Segment Open

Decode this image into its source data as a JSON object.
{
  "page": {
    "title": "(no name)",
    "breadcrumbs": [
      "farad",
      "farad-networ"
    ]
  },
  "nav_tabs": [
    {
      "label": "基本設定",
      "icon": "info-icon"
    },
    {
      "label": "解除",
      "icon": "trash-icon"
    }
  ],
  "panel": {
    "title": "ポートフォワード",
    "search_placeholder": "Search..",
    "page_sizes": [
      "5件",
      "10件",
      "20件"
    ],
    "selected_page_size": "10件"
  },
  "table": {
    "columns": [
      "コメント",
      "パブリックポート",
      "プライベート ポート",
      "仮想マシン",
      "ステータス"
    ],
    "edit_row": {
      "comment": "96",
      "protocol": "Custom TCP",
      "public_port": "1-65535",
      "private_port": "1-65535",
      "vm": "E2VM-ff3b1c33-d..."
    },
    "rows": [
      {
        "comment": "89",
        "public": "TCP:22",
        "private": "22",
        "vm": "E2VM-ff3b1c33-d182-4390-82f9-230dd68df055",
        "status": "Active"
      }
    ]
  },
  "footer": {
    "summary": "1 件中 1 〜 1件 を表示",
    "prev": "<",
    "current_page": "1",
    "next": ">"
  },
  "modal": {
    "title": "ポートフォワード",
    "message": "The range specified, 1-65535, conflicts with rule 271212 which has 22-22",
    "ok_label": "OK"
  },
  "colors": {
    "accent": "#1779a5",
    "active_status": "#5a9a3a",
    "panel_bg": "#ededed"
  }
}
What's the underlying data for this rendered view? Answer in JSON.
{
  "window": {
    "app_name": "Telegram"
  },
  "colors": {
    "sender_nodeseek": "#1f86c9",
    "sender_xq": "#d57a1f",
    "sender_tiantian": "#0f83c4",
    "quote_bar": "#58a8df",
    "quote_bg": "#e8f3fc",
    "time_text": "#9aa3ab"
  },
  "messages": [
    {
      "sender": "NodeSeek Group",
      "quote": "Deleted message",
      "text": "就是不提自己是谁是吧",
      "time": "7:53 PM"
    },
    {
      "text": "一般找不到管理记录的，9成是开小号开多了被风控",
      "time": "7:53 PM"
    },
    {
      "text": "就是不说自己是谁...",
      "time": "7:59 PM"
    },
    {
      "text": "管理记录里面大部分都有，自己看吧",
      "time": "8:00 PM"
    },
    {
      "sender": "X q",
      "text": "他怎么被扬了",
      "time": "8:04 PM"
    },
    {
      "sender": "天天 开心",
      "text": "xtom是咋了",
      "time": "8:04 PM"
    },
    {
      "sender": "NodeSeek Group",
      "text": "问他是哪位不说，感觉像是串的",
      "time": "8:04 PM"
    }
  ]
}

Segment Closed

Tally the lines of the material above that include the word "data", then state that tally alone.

Result of this task: 2